With more than 200 years since the start of the Industrial Revolution, the manufacturing industry is ripe for a new disruptor. According to AT&T, “the sector faces its biggest transformation with the arrival of 5G technology.”
For proponents, 5G can deliver “factories of the future” by interconnecting devices and enabling them to make decisions autonomously to enhance machine-machine interoperation on the work floor. The main driver of the ‘factories of the future’ will be the availability of agile and highly fluid infrastructure. To this end, experts highlight the underlying capabilities of 5G networks as the deliverer of the demanded agility and fluidity. In a sense, the ever-increasing pace in the adoption and deployment of the 5G networks by carriers is demand-driven by necessity, rather than technological evolution. According to Ericsson, demand for 5G networks offers “telecom operators a USD 619 billion revenue opportunity by 2026.”
As the devices for the factories of the future become more sophisticated, the demand for networks offering high-speed connectivity and lower end-to-end delays increases. Experts point out to 5G’s low-latency as the perfect option to deliver connectivity needs of sophisticated devices of tomorrow’s factories. According to Ericsson, 5G also promises to enable manufacturers and telecom operators to take advantage of new and emerging technologies such as artificial intelligence (AI), Internet of Things (IoT), and augmented reality (AR).
With sensors monitoring every aspect of the working environment, the smart factories of the future will rely heavily on high-speed connectivity to feed a wide range of data and information into these sensors.
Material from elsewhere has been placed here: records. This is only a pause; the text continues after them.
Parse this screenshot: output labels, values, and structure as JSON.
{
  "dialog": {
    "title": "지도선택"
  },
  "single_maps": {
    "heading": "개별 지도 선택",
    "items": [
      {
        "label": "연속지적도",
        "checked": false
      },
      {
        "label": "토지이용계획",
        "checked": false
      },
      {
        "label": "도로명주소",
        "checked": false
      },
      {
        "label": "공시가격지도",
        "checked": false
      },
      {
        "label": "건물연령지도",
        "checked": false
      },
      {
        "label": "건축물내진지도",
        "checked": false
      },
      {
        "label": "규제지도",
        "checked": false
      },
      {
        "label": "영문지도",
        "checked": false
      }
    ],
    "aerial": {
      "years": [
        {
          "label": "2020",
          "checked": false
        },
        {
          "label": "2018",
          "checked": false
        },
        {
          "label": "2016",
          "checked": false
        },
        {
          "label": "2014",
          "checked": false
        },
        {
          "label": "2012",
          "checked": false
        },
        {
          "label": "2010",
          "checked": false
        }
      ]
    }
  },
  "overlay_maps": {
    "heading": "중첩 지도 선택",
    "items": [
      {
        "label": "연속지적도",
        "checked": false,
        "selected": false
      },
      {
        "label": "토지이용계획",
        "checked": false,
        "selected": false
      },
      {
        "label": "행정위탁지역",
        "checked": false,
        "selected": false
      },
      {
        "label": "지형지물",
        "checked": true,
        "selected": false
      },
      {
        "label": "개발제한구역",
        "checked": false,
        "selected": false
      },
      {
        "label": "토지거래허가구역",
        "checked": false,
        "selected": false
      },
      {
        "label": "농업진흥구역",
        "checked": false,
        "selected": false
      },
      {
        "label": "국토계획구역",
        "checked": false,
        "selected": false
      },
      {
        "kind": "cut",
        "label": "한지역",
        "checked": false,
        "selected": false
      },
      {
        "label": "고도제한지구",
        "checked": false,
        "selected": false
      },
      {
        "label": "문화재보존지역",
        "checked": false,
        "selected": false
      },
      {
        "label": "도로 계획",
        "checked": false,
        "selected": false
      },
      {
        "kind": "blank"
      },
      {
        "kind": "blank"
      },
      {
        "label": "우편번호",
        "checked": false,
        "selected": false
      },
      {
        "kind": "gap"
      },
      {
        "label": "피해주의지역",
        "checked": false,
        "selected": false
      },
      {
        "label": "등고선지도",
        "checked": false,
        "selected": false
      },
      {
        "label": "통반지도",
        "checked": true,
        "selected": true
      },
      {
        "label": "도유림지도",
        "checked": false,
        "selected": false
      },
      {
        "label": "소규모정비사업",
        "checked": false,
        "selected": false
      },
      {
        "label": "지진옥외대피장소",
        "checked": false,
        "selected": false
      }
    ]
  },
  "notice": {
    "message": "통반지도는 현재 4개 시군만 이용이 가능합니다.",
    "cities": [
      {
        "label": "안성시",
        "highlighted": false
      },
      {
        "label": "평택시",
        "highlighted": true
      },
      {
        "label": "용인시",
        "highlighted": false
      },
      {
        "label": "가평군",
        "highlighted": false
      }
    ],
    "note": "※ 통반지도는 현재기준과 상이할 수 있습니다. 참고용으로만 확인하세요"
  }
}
Combining accurate, real-time data such as accelerometer and location data to enable autonomous vehicles with pinpoint accuracy requires a network with wireless flexibility, high capacity, and low-latency performance. According to AT&T, these demands and needs of devices of the future “make 5G a natural choice to support manufacturers in these environments.” 5G networks promise to assist in tackling the hurdles and challenges that have impeded extensive and intensive automation. Challenges associated with connectivity costs, issues in data transmission, and lack of communication capacity will be resolved by 5G.
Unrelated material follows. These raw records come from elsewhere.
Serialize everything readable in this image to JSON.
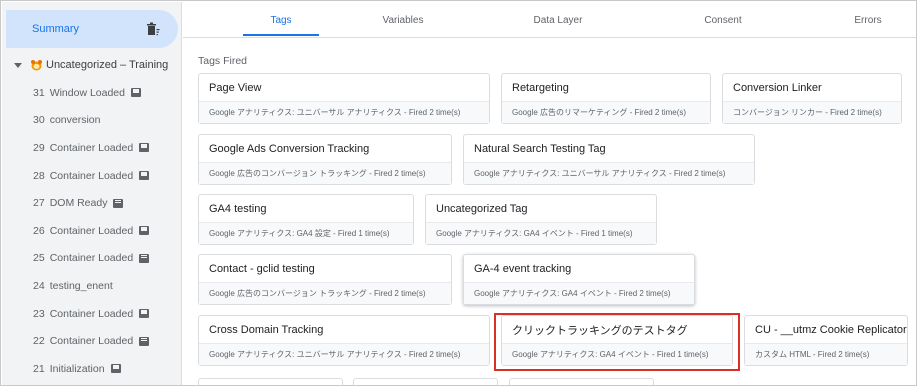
{
  "sidebar": {
    "summary_label": "Summary",
    "container_label": "Uncategorized – Training",
    "events": [
      {
        "num": "31",
        "label": "Window Loaded",
        "badge": true
      },
      {
        "num": "30",
        "label": "conversion",
        "badge": false
      },
      {
        "num": "29",
        "label": "Container Loaded",
        "badge": true
      },
      {
        "num": "28",
        "label": "Container Loaded",
        "badge": true
      },
      {
        "num": "27",
        "label": "DOM Ready",
        "badge": true
      },
      {
        "num": "26",
        "label": "Container Loaded",
        "badge": true
      },
      {
        "num": "25",
        "label": "Container Loaded",
        "badge": true
      },
      {
        "num": "24",
        "label": "testing_enent",
        "badge": false
      },
      {
        "num": "23",
        "label": "Container Loaded",
        "badge": true
      },
      {
        "num": "22",
        "label": "Container Loaded",
        "badge": true
      },
      {
        "num": "21",
        "label": "Initialization",
        "badge": true
      }
    ]
  },
  "tabs": [
    {
      "label": "Tags",
      "active": true
    },
    {
      "label": "Variables",
      "active": false
    },
    {
      "label": "Data Layer",
      "active": false
    },
    {
      "label": "Consent",
      "active": false
    },
    {
      "label": "Errors",
      "active": false
    }
  ],
  "main": {
    "section_title": "Tags Fired",
    "cards": [
      {
        "name": "Page View",
        "meta": "Google アナリティクス: ユニバーサル アナリティクス - Fired 2 time(s)"
      },
      {
        "name": "Retargeting",
        "meta": "Google 広告のリマーケティング - Fired 2 time(s)"
      },
      {
        "name": "Conversion Linker",
        "meta": "コンバージョン リンカー - Fired 2 time(s)"
      },
      {
        "name": "Google Ads Conversion Tracking",
        "meta": "Google 広告のコンバージョン トラッキング - Fired 2 time(s)"
      },
      {
        "name": "Natural Search Testing Tag",
        "meta": "Google アナリティクス: ユニバーサル アナリティクス - Fired 2 time(s)"
      },
      {
        "name": "GA4 testing",
        "meta": "Google アナリティクス: GA4 設定 - Fired 1 time(s)"
      },
      {
        "name": "Uncategorized Tag",
        "meta": "Google アナリティクス: GA4 イベント - Fired 1 time(s)"
      },
      {
        "name": "Contact - gclid testing",
        "meta": "Google 広告のコンバージョン トラッキング - Fired 2 time(s)"
      },
      {
        "name": "GA-4 event tracking",
        "meta": "Google アナリティクス: GA4 イベント - Fired 2 time(s)"
      },
      {
        "name": "Cross Domain Tracking",
        "meta": "Google アナリティクス: ユニバーサル アナリティクス - Fired 2 time(s)"
      },
      {
        "name": "クリックトラッキングのテストタグ",
        "meta": "Google アナリティクス: GA4 イベント - Fired 1 time(s)"
      },
      {
        "name": "CU - __utmz Cookie Replicator",
        "meta": "カスタム HTML - Fired 2 time(s)"
      }
    ]
  },
  "colors": {
    "accent": "#1a73e8",
    "summary_bg": "#d2e3fc",
    "sidebar_bg": "#f1f3f4",
    "highlight": "#d93025"
  }
}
Among the aspects of manufacturing that will be revolutionized by 5G includes data gathering, which will be increasingly challenging as networks grow and become smarter, producing more information than ever before. To this end, 5G carriers will benefit as demand for networks with high-bandwidth capabilities and low latency increases among manufacturers. 5G-enabled sensors combined with machine learning algorithms will enable factories of the future to predict and anticipate mechanical issues in equipment before they occur, reducing operation and downtime costs drastically. Also, 5G will enable combining of “fast production-line operations with the power of networked intelligence,” boasts AT&T. This capability is expected to deliver advanced visual recognition driven by deep learning and the cloud.
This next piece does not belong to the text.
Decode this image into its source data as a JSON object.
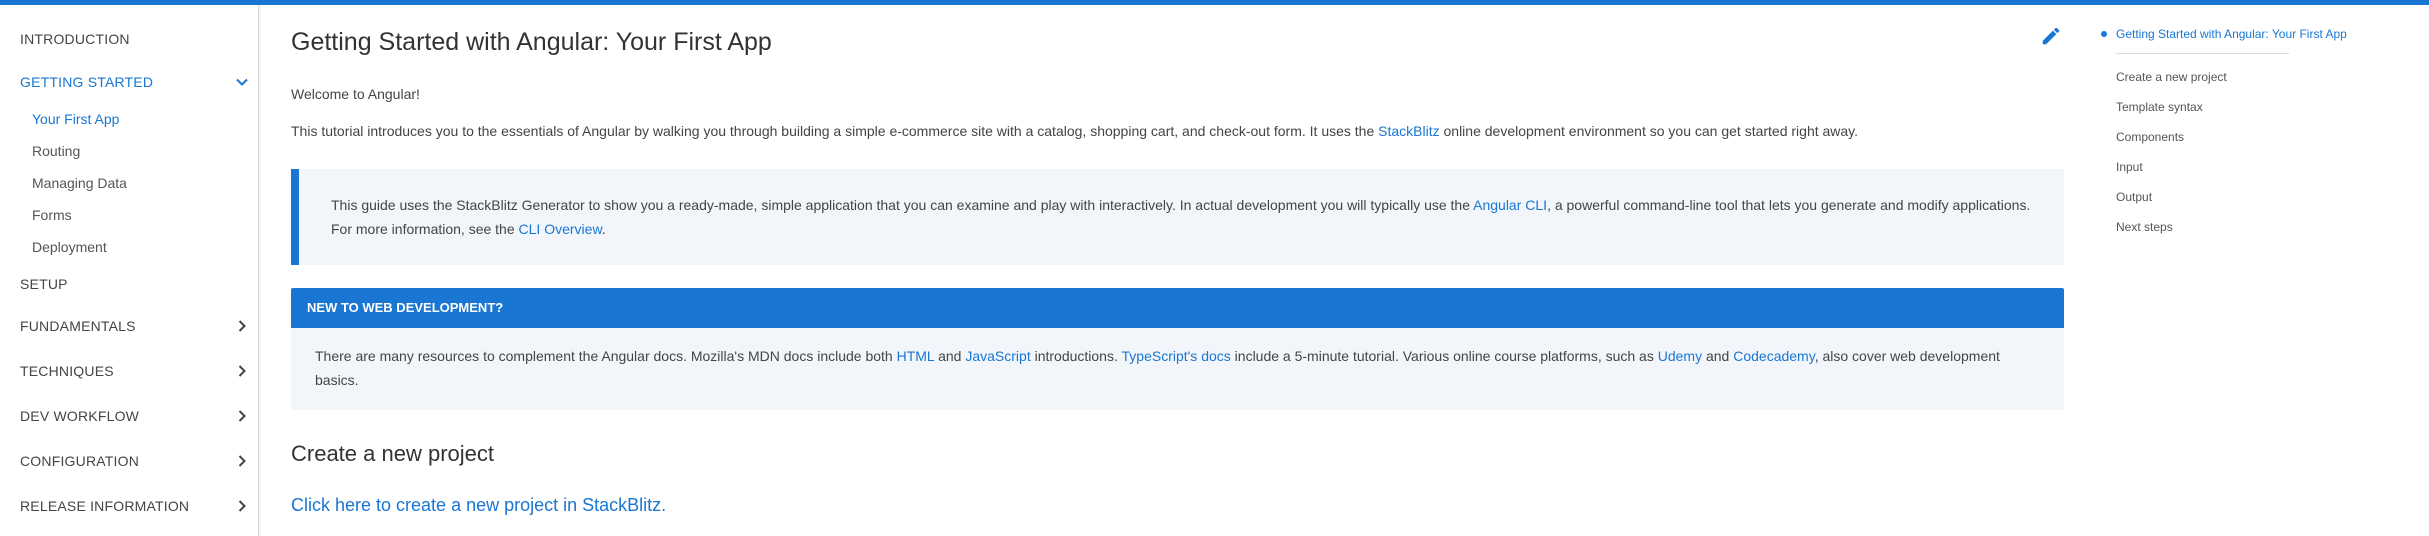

The benefits promised by 5G is already enticing manufacturing companies, such as Whirlpool. The appliance maker announced that it is planning to replace its WiFi network with a 5G network by AT&T. According to Network World, “the first phase of Whirlpool’s 5G rollout will connect around 80% of the company’s 100 driverless vehicles.”